START Records for this task
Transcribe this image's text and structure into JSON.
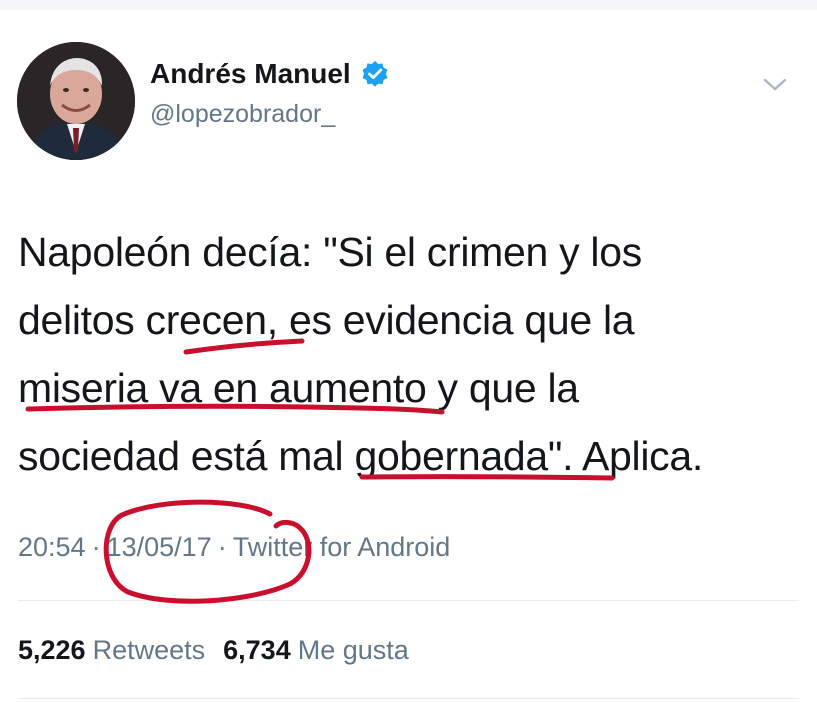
{
  "author": {
    "display_name": "Andrés Manuel",
    "handle": "@lopezobrador_",
    "verified": true
  },
  "tweet": {
    "lines": [
      "Napoleón decía: \"Si el crimen y los",
      "delitos crecen, es evidencia que la",
      "miseria va en aumento y que la",
      "sociedad está mal gobernada\". Aplica."
    ]
  },
  "meta": {
    "time": "20:54",
    "separator": "·",
    "date": "13/05/17",
    "source": "Twitter for Android"
  },
  "stats": {
    "retweets_count": "5,226",
    "retweets_label": "Retweets",
    "likes_count": "6,734",
    "likes_label": "Me gusta"
  },
  "colors": {
    "text": "#14171a",
    "secondary": "#657786",
    "verified": "#1da1f2",
    "annotation": "#c8102e"
  },
  "icons": [
    "verified-icon",
    "chevron-down-icon"
  ]
}
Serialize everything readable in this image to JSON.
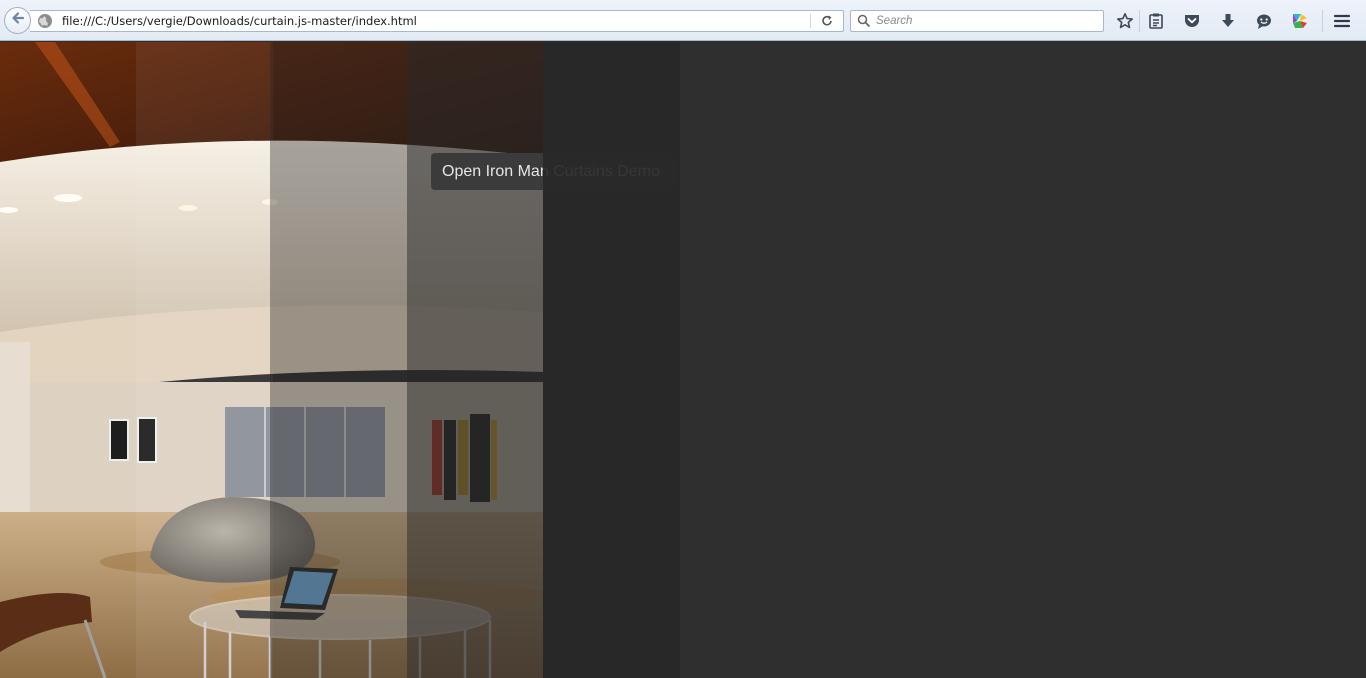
{
  "browser": {
    "url": "file:///C:/Users/vergie/Downloads/curtain.js-master/index.html",
    "search_placeholder": "Search",
    "toolbar_icons": [
      "star-icon",
      "reading-list-icon",
      "pocket-icon",
      "download-icon",
      "chat-icon",
      "extension-icon",
      "menu-icon"
    ]
  },
  "page": {
    "open_button_label": "Open Iron Man Curtains Demo",
    "scene_image": "luxury interior lobby with glass table, laptop, stone sculpture and paintings",
    "curtain_count": 4
  }
}
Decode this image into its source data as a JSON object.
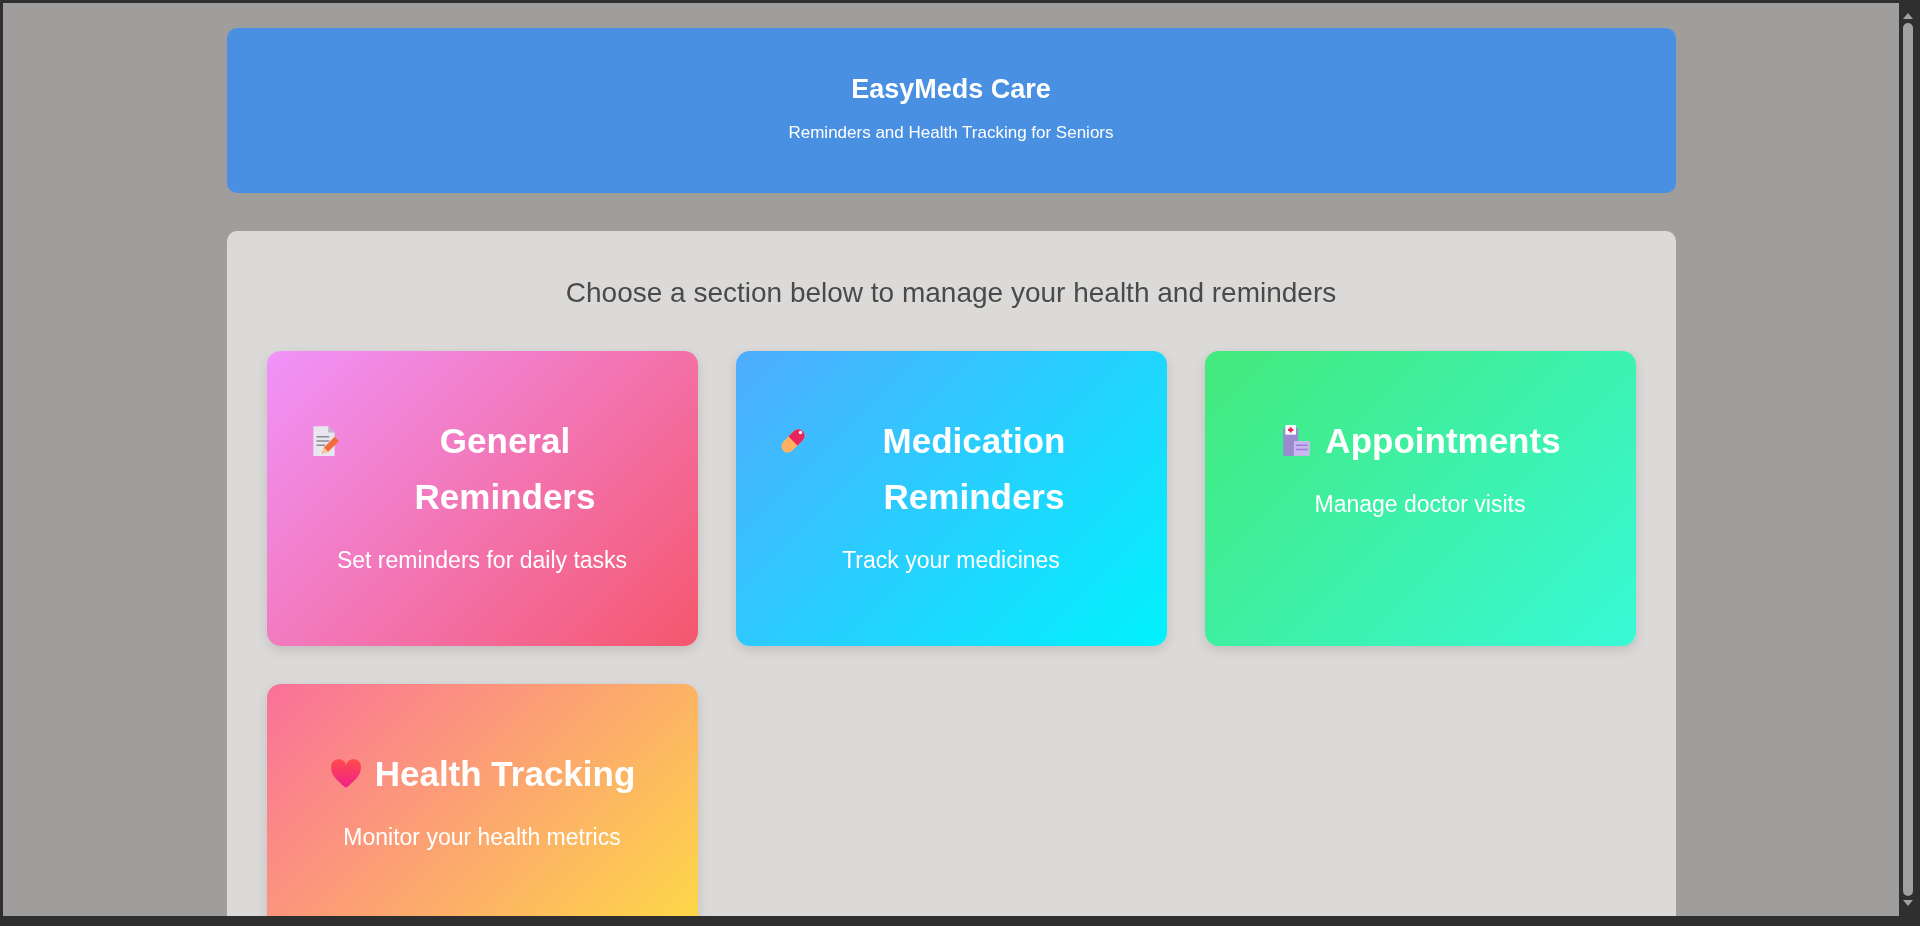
{
  "header": {
    "title": "EasyMeds Care",
    "subtitle": "Reminders and Health Tracking for Seniors"
  },
  "prompt": "Choose a section below to manage your health and reminders",
  "sections": [
    {
      "kind": "general",
      "title": "General Reminders",
      "description": "Set reminders for daily tasks"
    },
    {
      "kind": "medication",
      "title": "Medication Reminders",
      "description": "Track your medicines"
    },
    {
      "kind": "appointments",
      "title": "Appointments",
      "description": "Manage doctor visits"
    },
    {
      "kind": "health",
      "title": "Health Tracking",
      "description": "Monitor your health metrics"
    }
  ]
}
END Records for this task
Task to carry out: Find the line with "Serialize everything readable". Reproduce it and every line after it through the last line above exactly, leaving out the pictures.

Output of the task:
Serialize everything readable in this image to JSON.
{
  "browser": {
    "url": "file:///C:/Users/vergie/Downloads/curtain.js-master/index.html",
    "search_placeholder": "Search",
    "toolbar_icons": [
      "star-icon",
      "reading-list-icon",
      "pocket-icon",
      "download-icon",
      "chat-icon",
      "extension-icon",
      "menu-icon"
    ]
  },
  "page": {
    "open_button_label": "Open Iron Man Curtains Demo",
    "scene_image": "luxury interior lobby with glass table, laptop, stone sculpture and paintings",
    "curtain_count": 4
  }
}
Decode this image into its source data as a JSON object.
{
  "header": {
    "title": "EasyMeds Care",
    "subtitle": "Reminders and Health Tracking for Seniors"
  },
  "prompt": "Choose a section below to manage your health and reminders",
  "sections": [
    {
      "kind": "general",
      "title": "General Reminders",
      "description": "Set reminders for daily tasks"
    },
    {
      "kind": "medication",
      "title": "Medication Reminders",
      "description": "Track your medicines"
    },
    {
      "kind": "appointments",
      "title": "Appointments",
      "description": "Manage doctor visits"
    },
    {
      "kind": "health",
      "title": "Health Tracking",
      "description": "Monitor your health metrics"
    }
  ]
}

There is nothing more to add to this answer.